*** Opening Supplied data ***
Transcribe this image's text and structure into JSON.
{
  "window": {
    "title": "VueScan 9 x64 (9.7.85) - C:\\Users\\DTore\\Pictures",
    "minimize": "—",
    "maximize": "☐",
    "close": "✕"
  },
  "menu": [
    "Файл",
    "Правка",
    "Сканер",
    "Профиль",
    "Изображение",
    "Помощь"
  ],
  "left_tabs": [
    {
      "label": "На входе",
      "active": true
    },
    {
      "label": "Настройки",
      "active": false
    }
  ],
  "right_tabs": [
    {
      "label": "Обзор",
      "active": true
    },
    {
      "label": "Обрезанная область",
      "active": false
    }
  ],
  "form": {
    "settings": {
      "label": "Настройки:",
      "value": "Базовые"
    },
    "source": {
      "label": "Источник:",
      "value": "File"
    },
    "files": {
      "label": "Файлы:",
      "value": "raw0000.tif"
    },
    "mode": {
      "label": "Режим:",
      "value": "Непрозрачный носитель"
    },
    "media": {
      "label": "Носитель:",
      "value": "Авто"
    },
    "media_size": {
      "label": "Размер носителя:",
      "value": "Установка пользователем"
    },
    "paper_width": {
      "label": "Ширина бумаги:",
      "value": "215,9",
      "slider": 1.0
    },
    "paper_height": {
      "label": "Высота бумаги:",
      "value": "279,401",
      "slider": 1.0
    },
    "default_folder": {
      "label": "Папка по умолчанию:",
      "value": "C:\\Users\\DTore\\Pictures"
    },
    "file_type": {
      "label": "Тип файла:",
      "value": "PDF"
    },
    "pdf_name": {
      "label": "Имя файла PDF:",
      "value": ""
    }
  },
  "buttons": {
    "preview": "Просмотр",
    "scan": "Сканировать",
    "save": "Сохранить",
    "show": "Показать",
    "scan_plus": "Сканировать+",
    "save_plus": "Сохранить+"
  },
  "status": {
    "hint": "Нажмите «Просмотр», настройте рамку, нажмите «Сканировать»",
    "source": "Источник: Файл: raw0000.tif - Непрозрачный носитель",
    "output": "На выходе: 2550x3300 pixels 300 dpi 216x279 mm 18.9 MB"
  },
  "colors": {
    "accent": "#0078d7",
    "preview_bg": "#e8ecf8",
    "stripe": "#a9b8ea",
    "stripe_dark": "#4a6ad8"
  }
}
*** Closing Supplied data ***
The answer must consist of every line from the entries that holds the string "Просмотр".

    "preview": "Просмотр",
    "hint": "Нажмите «Просмотр», настройте рамку, нажмите «Сканировать»",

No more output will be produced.